TASK INSTRUCTIONS |
Without including any pictures, write out the listing below exactly.

*** RECORDS SUPPLIED Section Begins ***

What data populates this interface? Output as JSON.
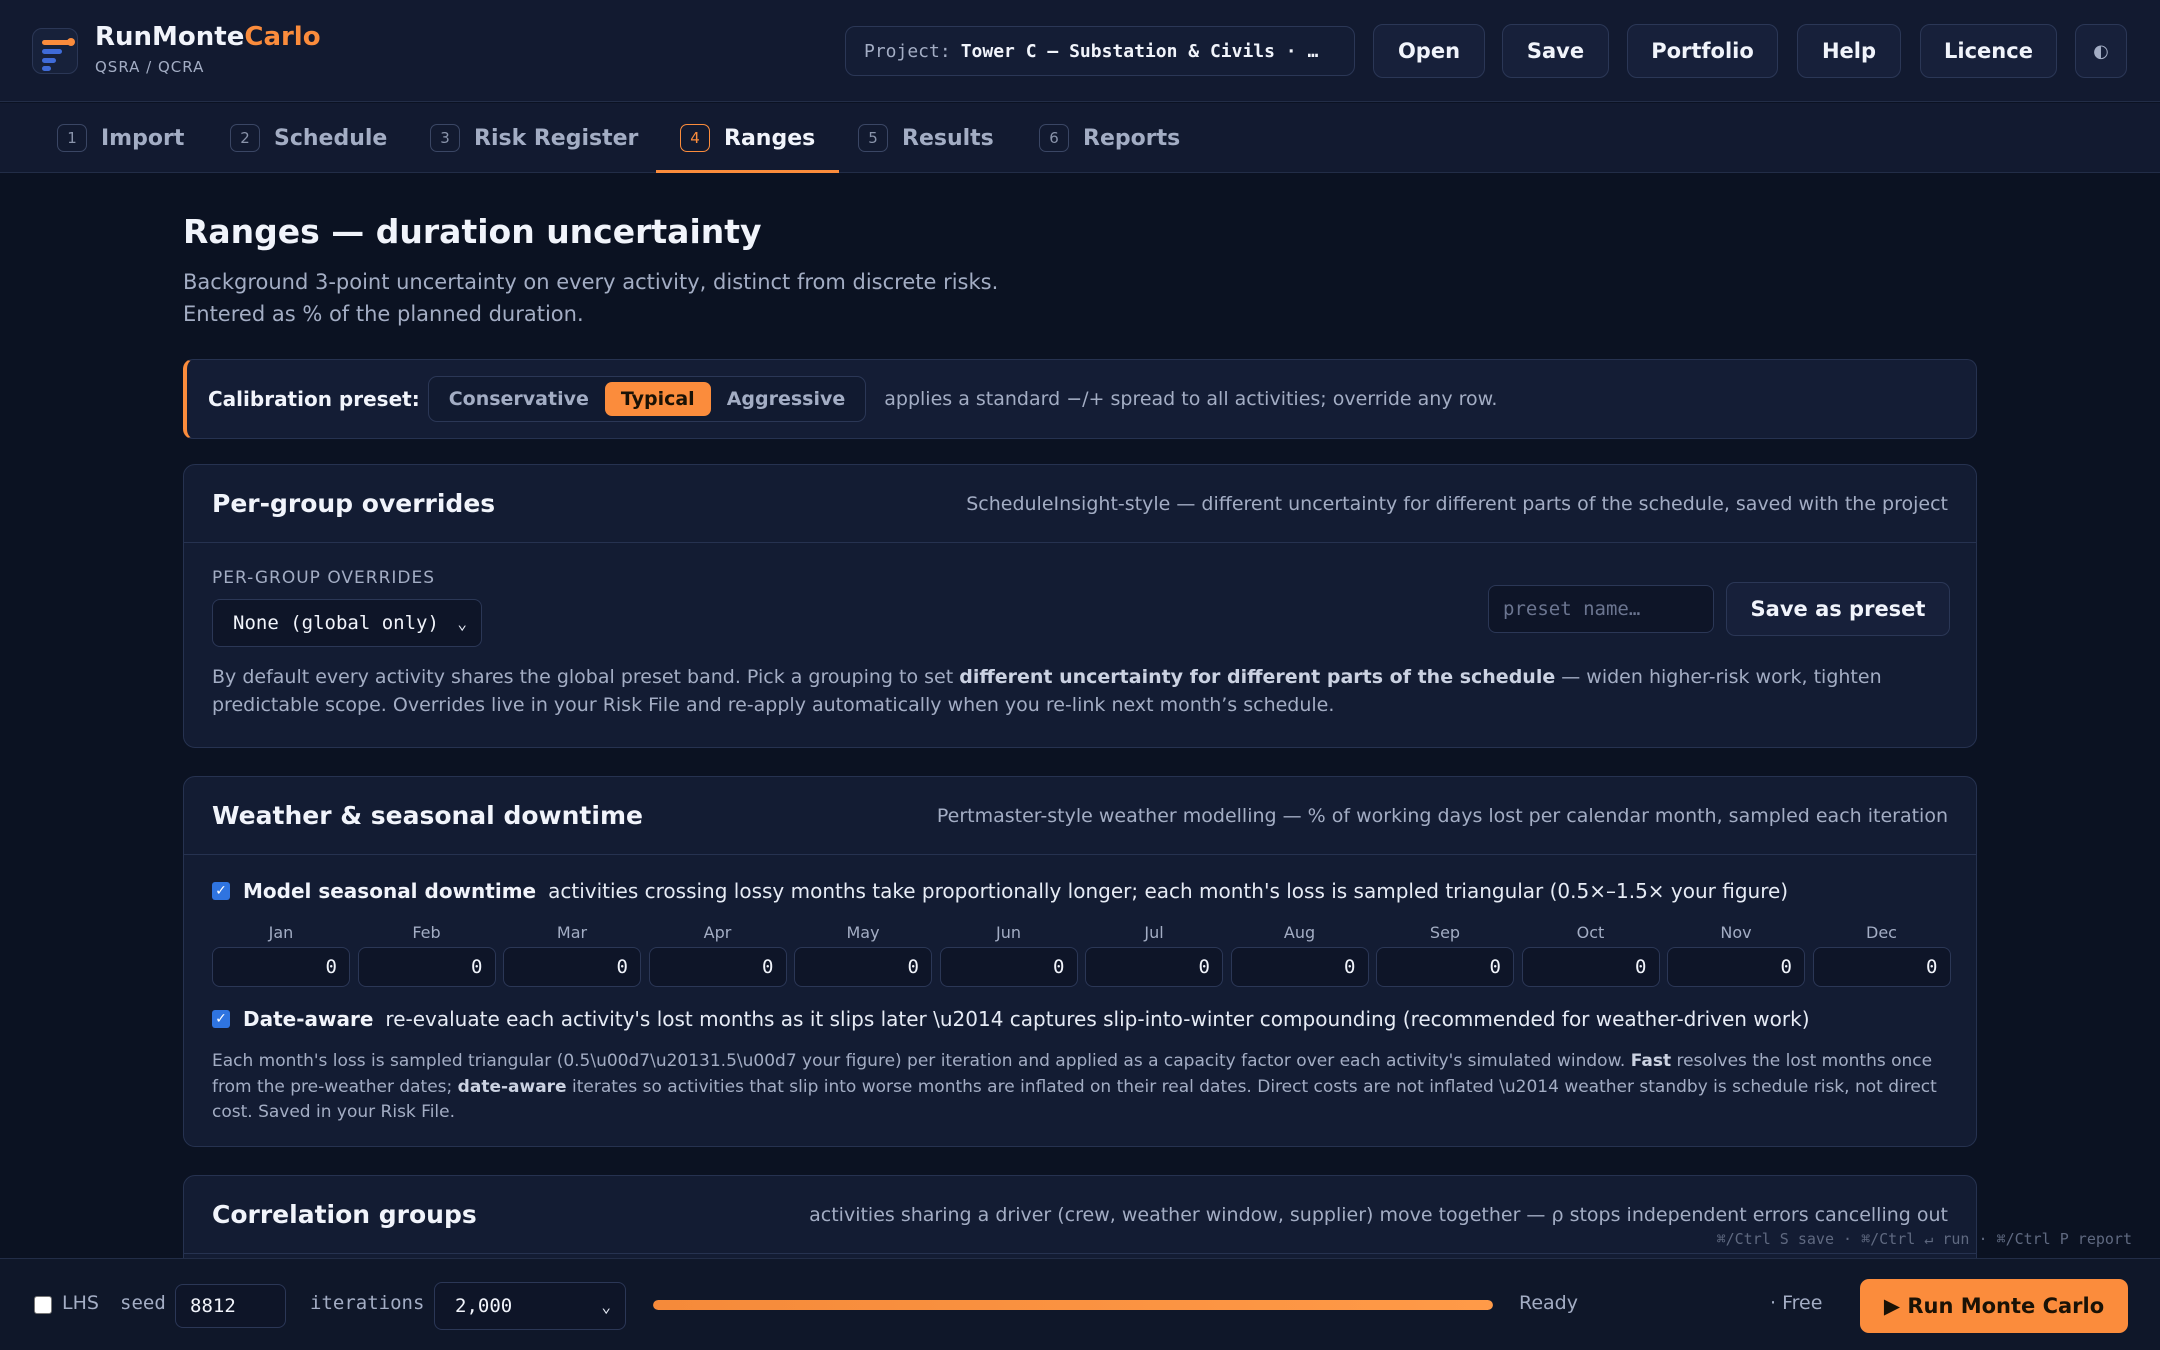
{
  "header": {
    "brand": {
      "name_main": "RunMonte",
      "name_accent": "Carlo",
      "subtitle": "QSRA / QCRA"
    },
    "project": {
      "label": "Project:",
      "value": "Tower C — Substation & Civils · …"
    },
    "buttons": {
      "open": "Open",
      "save": "Save",
      "portfolio": "Portfolio",
      "help": "Help",
      "licence": "Licence",
      "theme": "◐"
    },
    "brand_colors": {
      "accent": "#fb8c3c"
    }
  },
  "tabs": [
    {
      "num": "1",
      "label": "Import"
    },
    {
      "num": "2",
      "label": "Schedule"
    },
    {
      "num": "3",
      "label": "Risk Register"
    },
    {
      "num": "4",
      "label": "Ranges",
      "active": true
    },
    {
      "num": "5",
      "label": "Results"
    },
    {
      "num": "6",
      "label": "Reports"
    }
  ],
  "page": {
    "title": "Ranges — duration uncertainty",
    "desc_line1": "Background 3-point uncertainty on every activity, distinct from discrete risks.",
    "desc_line2": "Entered as % of the planned duration."
  },
  "calibration": {
    "label": "Calibration preset:",
    "options": [
      "Conservative",
      "Typical",
      "Aggressive"
    ],
    "selected": "Typical",
    "note": "applies a standard −/+ spread to all activities; override any row."
  },
  "per_group": {
    "title": "Per-group overrides",
    "subtitle": "ScheduleInsight-style — different uncertainty for different parts of the schedule, saved with the project",
    "field_label": "PER-GROUP OVERRIDES",
    "select_value": "None (global only)",
    "preset_placeholder": "preset name…",
    "save_preset": "Save as preset",
    "para_a": "By default every activity shares the global preset band. Pick a grouping to set ",
    "para_bold": "different uncertainty for different parts of the schedule",
    "para_b": " — widen higher-risk work, tighten",
    "para_line2": "predictable scope. Overrides live in your Risk File and re-apply automatically when you re-link next month’s schedule."
  },
  "weather": {
    "title": "Weather & seasonal downtime",
    "subtitle": "Pertmaster-style weather modelling — % of working days lost per calendar month, sampled each iteration",
    "model_checked": true,
    "model_label": "Model seasonal downtime",
    "model_desc": "activities crossing lossy months take proportionally longer; each month's loss is sampled triangular (0.5×–1.5× your figure)",
    "months": [
      {
        "name": "Jan",
        "value": "0"
      },
      {
        "name": "Feb",
        "value": "0"
      },
      {
        "name": "Mar",
        "value": "0"
      },
      {
        "name": "Apr",
        "value": "0"
      },
      {
        "name": "May",
        "value": "0"
      },
      {
        "name": "Jun",
        "value": "0"
      },
      {
        "name": "Jul",
        "value": "0"
      },
      {
        "name": "Aug",
        "value": "0"
      },
      {
        "name": "Sep",
        "value": "0"
      },
      {
        "name": "Oct",
        "value": "0"
      },
      {
        "name": "Nov",
        "value": "0"
      },
      {
        "name": "Dec",
        "value": "0"
      }
    ],
    "date_aware_checked": true,
    "date_aware_label": "Date-aware",
    "date_aware_desc": "re-evaluate each activity's lost months as it slips later \\u2014 captures slip-into-winter compounding (recommended for weather-driven work)",
    "foot_1": "Each month's loss is sampled triangular (0.5\\u00d7\\u20131.5\\u00d7 your figure) per iteration and applied as a capacity factor over each activity's simulated window. ",
    "foot_fast": "Fast",
    "foot_2": " resolves the lost months once",
    "foot_3": "from the pre-weather dates; ",
    "foot_da": "date-aware",
    "foot_4": " iterates so activities that slip into worse months are inflated on their real dates. Direct costs are not inflated \\u2014 weather standby is schedule risk, not direct",
    "foot_5": "cost. Saved in your Risk File."
  },
  "correlation": {
    "title": "Correlation groups",
    "subtitle": "activities sharing a driver (crew, weather window, supplier) move together — ρ stops independent errors cancelling out"
  },
  "footer": {
    "shortcuts": "⌘/Ctrl S save · ⌘/Ctrl ↵ run · ⌘/Ctrl P report",
    "lhs_label": "LHS",
    "lhs_checked": false,
    "seed_label": "seed",
    "seed_value": "8812",
    "iterations_label": "iterations",
    "iterations_value": "2,000",
    "progress_fraction": 1.0,
    "status": "Ready",
    "tier": "· Free",
    "run_label": "▶ Run Monte Carlo"
  }
}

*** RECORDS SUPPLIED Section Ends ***

SOLVED PROBLEM |
What data populates this interface? Output as JSON.
{
  "header": {
    "brand": {
      "name_main": "RunMonte",
      "name_accent": "Carlo",
      "subtitle": "QSRA / QCRA"
    },
    "project": {
      "label": "Project:",
      "value": "Tower C — Substation & Civils · …"
    },
    "buttons": {
      "open": "Open",
      "save": "Save",
      "portfolio": "Portfolio",
      "help": "Help",
      "licence": "Licence",
      "theme": "◐"
    },
    "brand_colors": {
      "accent": "#fb8c3c"
    }
  },
  "tabs": [
    {
      "num": "1",
      "label": "Import"
    },
    {
      "num": "2",
      "label": "Schedule"
    },
    {
      "num": "3",
      "label": "Risk Register"
    },
    {
      "num": "4",
      "label": "Ranges",
      "active": true
    },
    {
      "num": "5",
      "label": "Results"
    },
    {
      "num": "6",
      "label": "Reports"
    }
  ],
  "page": {
    "title": "Ranges — duration uncertainty",
    "desc_line1": "Background 3-point uncertainty on every activity, distinct from discrete risks.",
    "desc_line2": "Entered as % of the planned duration."
  },
  "calibration": {
    "label": "Calibration preset:",
    "options": [
      "Conservative",
      "Typical",
      "Aggressive"
    ],
    "selected": "Typical",
    "note": "applies a standard −/+ spread to all activities; override any row."
  },
  "per_group": {
    "title": "Per-group overrides",
    "subtitle": "ScheduleInsight-style — different uncertainty for different parts of the schedule, saved with the project",
    "field_label": "PER-GROUP OVERRIDES",
    "select_value": "None (global only)",
    "preset_placeholder": "preset name…",
    "save_preset": "Save as preset",
    "para_a": "By default every activity shares the global preset band. Pick a grouping to set ",
    "para_bold": "different uncertainty for different parts of the schedule",
    "para_b": " — widen higher-risk work, tighten",
    "para_line2": "predictable scope. Overrides live in your Risk File and re-apply automatically when you re-link next month’s schedule."
  },
  "weather": {
    "title": "Weather & seasonal downtime",
    "subtitle": "Pertmaster-style weather modelling — % of working days lost per calendar month, sampled each iteration",
    "model_checked": true,
    "model_label": "Model seasonal downtime",
    "model_desc": "activities crossing lossy months take proportionally longer; each month's loss is sampled triangular (0.5×–1.5× your figure)",
    "months": [
      {
        "name": "Jan",
        "value": "0"
      },
      {
        "name": "Feb",
        "value": "0"
      },
      {
        "name": "Mar",
        "value": "0"
      },
      {
        "name": "Apr",
        "value": "0"
      },
      {
        "name": "May",
        "value": "0"
      },
      {
        "name": "Jun",
        "value": "0"
      },
      {
        "name": "Jul",
        "value": "0"
      },
      {
        "name": "Aug",
        "value": "0"
      },
      {
        "name": "Sep",
        "value": "0"
      },
      {
        "name": "Oct",
        "value": "0"
      },
      {
        "name": "Nov",
        "value": "0"
      },
      {
        "name": "Dec",
        "value": "0"
      }
    ],
    "date_aware_checked": true,
    "date_aware_label": "Date-aware",
    "date_aware_desc": "re-evaluate each activity's lost months as it slips later \\u2014 captures slip-into-winter compounding (recommended for weather-driven work)",
    "foot_1": "Each month's loss is sampled triangular (0.5\\u00d7\\u20131.5\\u00d7 your figure) per iteration and applied as a capacity factor over each activity's simulated window. ",
    "foot_fast": "Fast",
    "foot_2": " resolves the lost months once",
    "foot_3": "from the pre-weather dates; ",
    "foot_da": "date-aware",
    "foot_4": " iterates so activities that slip into worse months are inflated on their real dates. Direct costs are not inflated \\u2014 weather standby is schedule risk, not direct",
    "foot_5": "cost. Saved in your Risk File."
  },
  "correlation": {
    "title": "Correlation groups",
    "subtitle": "activities sharing a driver (crew, weather window, supplier) move together — ρ stops independent errors cancelling out"
  },
  "footer": {
    "shortcuts": "⌘/Ctrl S save · ⌘/Ctrl ↵ run · ⌘/Ctrl P report",
    "lhs_label": "LHS",
    "lhs_checked": false,
    "seed_label": "seed",
    "seed_value": "8812",
    "iterations_label": "iterations",
    "iterations_value": "2,000",
    "progress_fraction": 1.0,
    "status": "Ready",
    "tier": "· Free",
    "run_label": "▶ Run Monte Carlo"
  }
}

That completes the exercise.